- _Exercise prompt_: All lines containing the string "submit" must be copied from the entries.
*** Dataset records ***
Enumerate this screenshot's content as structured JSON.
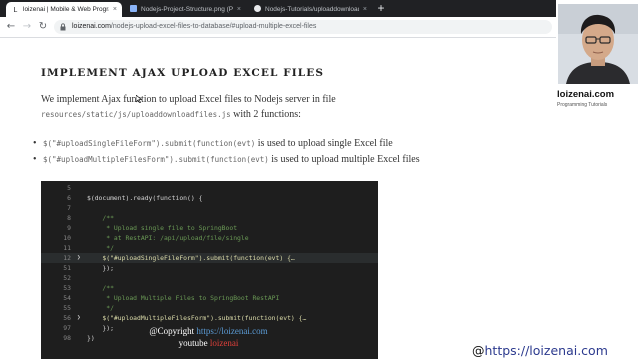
{
  "browser": {
    "tabs": [
      {
        "label": "loizenai | Mobile & Web Programming",
        "active": true
      },
      {
        "label": "Nodejs-Project-Structure.png (PNG",
        "active": false
      },
      {
        "label": "Nodejs-Tutorials/uploaddownloadfiles",
        "active": false
      }
    ],
    "close_glyph": "×",
    "new_tab_glyph": "+",
    "url_host": "loizenai.com",
    "url_path": "/nodejs-upload-excel-files-to-database/#upload-multiple-excel-files",
    "icons": [
      "back-icon",
      "forward-icon",
      "reload-icon",
      "lock-icon"
    ]
  },
  "article": {
    "heading": "IMPLEMENT AJAX UPLOAD EXCEL FILES",
    "intro_text": "We implement Ajax function to upload Excel files to Nodejs server in file",
    "intro_path": "resources/static/js/uploaddownloadfiles.js",
    "intro_suffix": "with 2 functions:",
    "bullets": [
      {
        "code": "$(\"#uploadSingleFileForm\").submit(function(evt)",
        "text": "is used to upload single Excel file"
      },
      {
        "code": "$(\"#uploadMultipleFilesForm\").submit(function(evt)",
        "text": "is used to upload multiple Excel files"
      }
    ]
  },
  "code_snippet": {
    "lines": [
      {
        "n": "5",
        "text": ""
      },
      {
        "n": "6",
        "text": "$(document).ready(function() {"
      },
      {
        "n": "7",
        "text": ""
      },
      {
        "n": "8",
        "text": "    /**"
      },
      {
        "n": "9",
        "text": "     * Upload single file to SpringBoot"
      },
      {
        "n": "10",
        "text": "     * at RestAPI: /api/upload/file/single"
      },
      {
        "n": "11",
        "text": "     */"
      },
      {
        "n": "12",
        "text": "    $(\"#uploadSingleFileForm\").submit(function(evt) {…"
      },
      {
        "n": "51",
        "text": "    });"
      },
      {
        "n": "52",
        "text": ""
      },
      {
        "n": "53",
        "text": "    /**"
      },
      {
        "n": "54",
        "text": "     * Upload Multiple Files to SpringBoot RestAPI"
      },
      {
        "n": "55",
        "text": "     */"
      },
      {
        "n": "56",
        "text": "    $(\"#uploadMultipleFilesForm\").submit(function(evt) {…"
      },
      {
        "n": "97",
        "text": "    });"
      },
      {
        "n": "98",
        "text": "})"
      }
    ],
    "watermark_prefix": "@Copyright",
    "watermark_link": "https://loizenai.com",
    "watermark_youtube": "youtube",
    "watermark_channel": "loizenai"
  },
  "presenter": {
    "brand_name": "loizenai.com",
    "brand_tagline": "Programming Tutorials"
  },
  "site_badge": {
    "at": "@",
    "url": "https://loizenai.com"
  },
  "colors": {
    "chrome_dark": "#202124",
    "code_bg": "#1e1e1e",
    "badge_blue": "#2c3a8e"
  }
}
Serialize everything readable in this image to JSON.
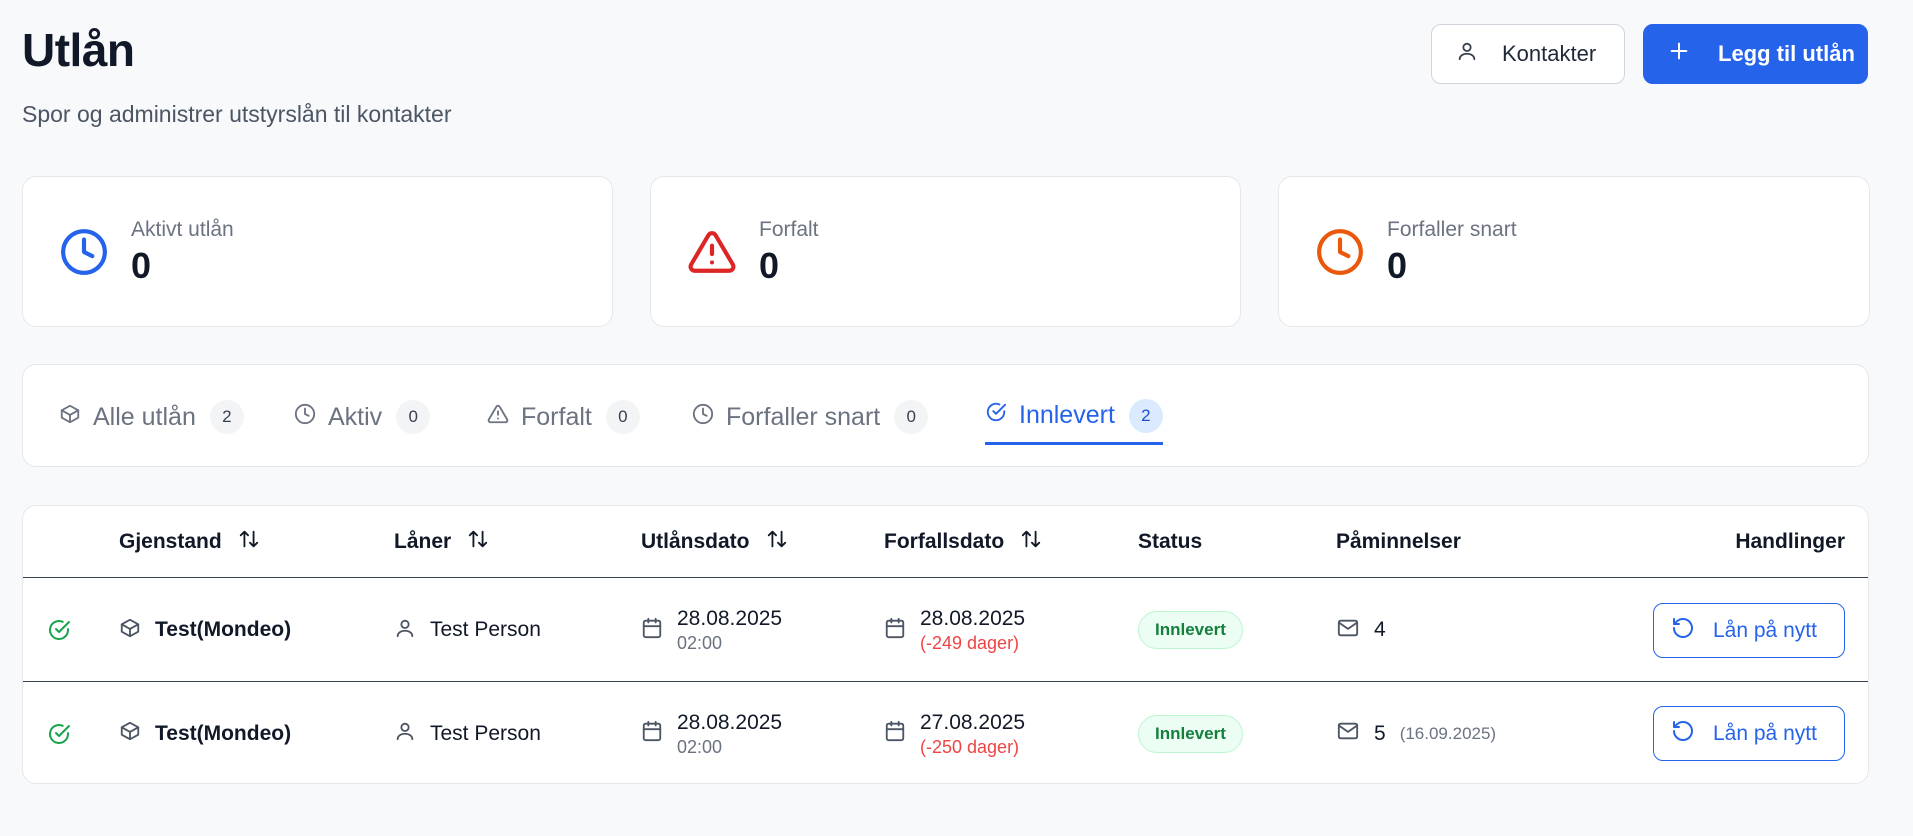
{
  "header": {
    "title": "Utlån",
    "subtitle": "Spor og administrer utstyrslån til kontakter",
    "contacts_button": "Kontakter",
    "add_button": "Legg til utlån"
  },
  "stats": [
    {
      "label": "Aktivt utlån",
      "value": "0",
      "icon": "clock-icon",
      "color": "#2563eb"
    },
    {
      "label": "Forfalt",
      "value": "0",
      "icon": "alert-triangle-icon",
      "color": "#dc2626"
    },
    {
      "label": "Forfaller snart",
      "value": "0",
      "icon": "clock-icon",
      "color": "#ea580c"
    }
  ],
  "tabs": [
    {
      "label": "Alle utlån",
      "count": "2",
      "icon": "package-icon"
    },
    {
      "label": "Aktiv",
      "count": "0",
      "icon": "clock-icon"
    },
    {
      "label": "Forfalt",
      "count": "0",
      "icon": "alert-triangle-icon"
    },
    {
      "label": "Forfaller snart",
      "count": "0",
      "icon": "clock-icon"
    },
    {
      "label": "Innlevert",
      "count": "2",
      "icon": "check-circle-icon",
      "active": true
    }
  ],
  "table": {
    "columns": {
      "item": "Gjenstand",
      "borrower": "Låner",
      "loan_date": "Utlånsdato",
      "due_date": "Forfallsdato",
      "status": "Status",
      "reminders": "Påminnelser",
      "actions": "Handlinger"
    },
    "rows": [
      {
        "item": "Test(Mondeo)",
        "borrower": "Test Person",
        "loan_date": "28.08.2025",
        "loan_time": "02:00",
        "due_date": "28.08.2025",
        "due_overdue": "(-249 dager)",
        "status": "Innlevert",
        "reminders": "4",
        "reminder_date": "",
        "action": "Lån på nytt"
      },
      {
        "item": "Test(Mondeo)",
        "borrower": "Test Person",
        "loan_date": "28.08.2025",
        "loan_time": "02:00",
        "due_date": "27.08.2025",
        "due_overdue": "(-250 dager)",
        "status": "Innlevert",
        "reminders": "5",
        "reminder_date": "(16.09.2025)",
        "action": "Lån på nytt"
      }
    ]
  },
  "colors": {
    "accent": "#2563eb",
    "danger": "#dc2626",
    "warning": "#ea580c",
    "success": "#16a34a"
  }
}
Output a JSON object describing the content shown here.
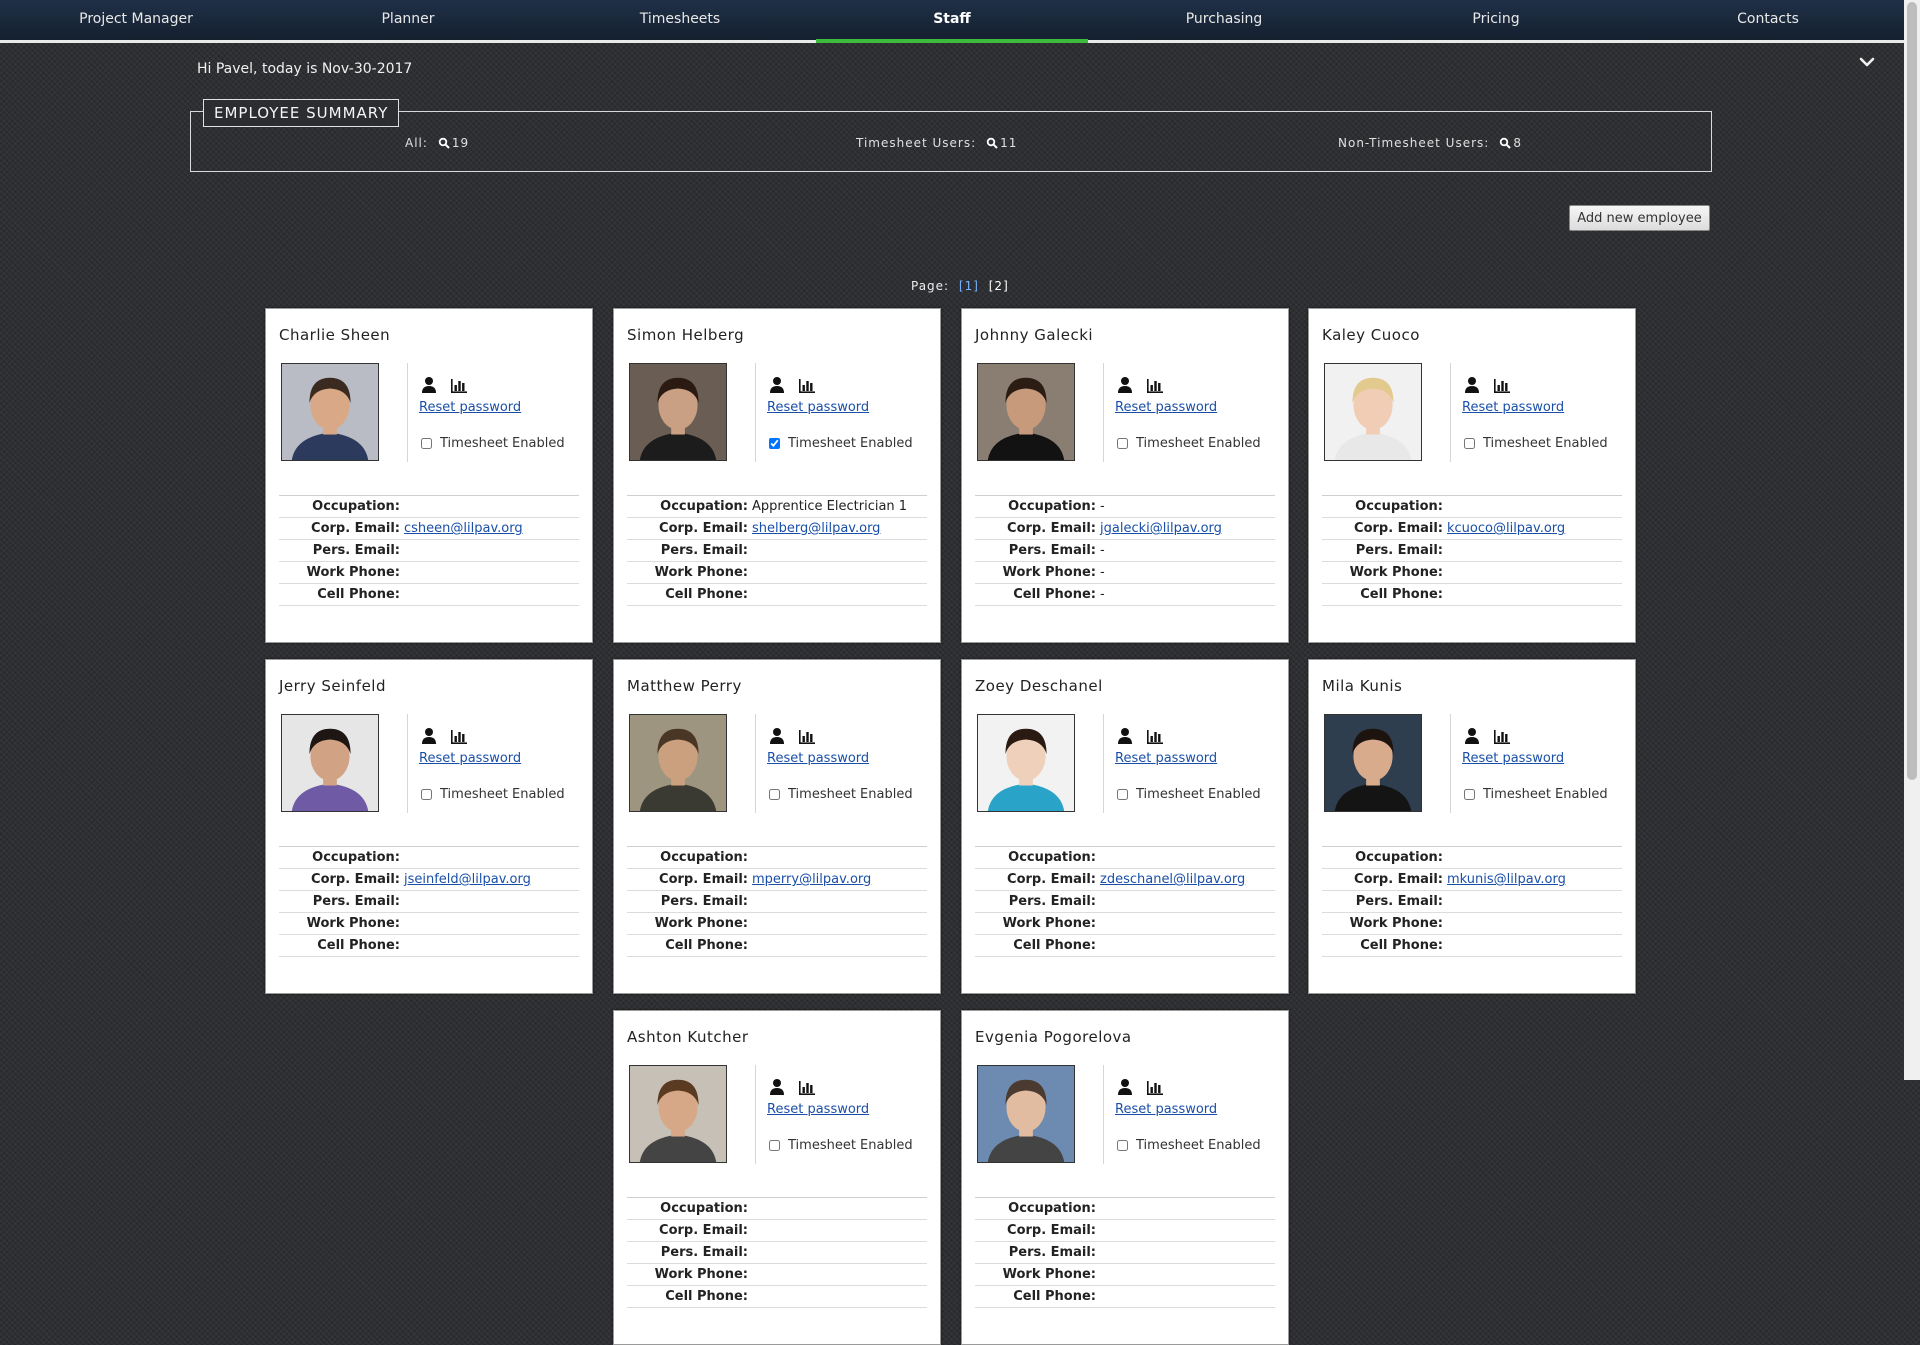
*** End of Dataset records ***
- _Answer area_:
        "code": "$(\"#uploadSingleFileForm\").submit(function(evt)",
        "code": "$(\"#uploadMultipleFilesForm\").submit(function(evt)",
        "text": "    $(\"#uploadSingleFileForm\").submit(function(evt) {…"
        "text": "    $(\"#uploadMultipleFilesForm\").submit(function(evt) {…"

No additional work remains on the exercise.